The number of Australians who are overweight and obese has bulged over the past four years, government statistics show.
Australians are growing taller and heavier, with average height up 0.8 of a centimetre for men and 0.4 centimetres for women since 1995.
The average Australian man has gained 3.9 kilograms and the average Australian woman 4.1 kilograms over the same period.
Initial results from the 2011-12 Australian health survey, published by the Australian Bureau of Statistics today, show that 63 per cent of adult Australians were overweight or obese.
A total of 35 per cent of Australians were overweight, and 28 per cent obese.
The overall 63 per cent who were overweight or obese was up from 61 per cent in 2007-08, an increase that was of concern to experts.
The data shows more men were overweight or obese (70 per cent) than women (56 per cent), but rates have increased for both genders over the past four years.
Childhood obesity appears to have stabilised with a quarter of children overweight or obese, unchanged from four years ago.
About 18 per cent of children aged between five and 17 were overweight and 8 per cent were obese in 2011-12, with more girls affected than boys.
In other findings:
- About 16 per cent of adult Australians were daily smokers, down from 19 per cent in 2007-08;
- 19.5 per cent of Australians exceeded guidelines by drinking more than two standard drinks a day, down from 21 per cent; and
- More than 13 per cent of Australians reported having a mental or behavioural condition, up from 11 per cent.
More than 60 per cent of adult men and 67 per cent of women had a waist circumference that put them at increased risk of developing chronic disease in 2011-12, and 21.5 per cent of adults had high blood pressure.
The Heart Foundation chief executive Lyn Roberts said more Australians were "at risk of eating ourselves to death" and called for urgent action to reduce salt and saturated fat in processed foods.
She said work was under way through the federal government's Food and Health Dialogue, through which food manufacturers commit to voluntary targets, but the program needed to deliver results more quickly.
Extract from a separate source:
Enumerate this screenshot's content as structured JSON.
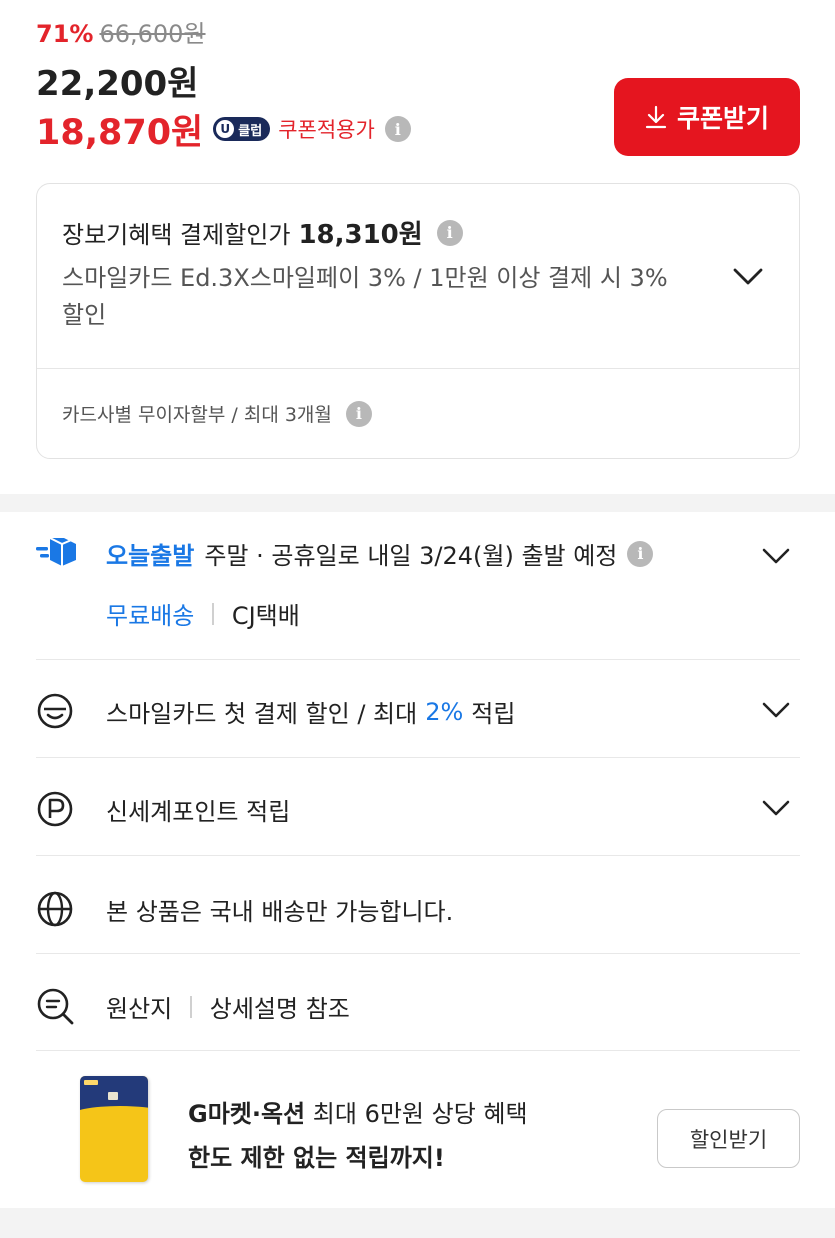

"This data just confirms how important and urgent this work is for the health of millions of Australians," Dr Roberts said.
Obesity Policy Coalition spokeswoman Jane Martin said policies encouraging physical activity and healthy food choices appeared to be having an effect in stabilising the rate of overweight and obese children, but more was needed to reduce it.
She said adults were becoming overweight and obese at a younger age, and a comprehensive plan including improved food labelling was needed to make it easier for people to make healthier choices.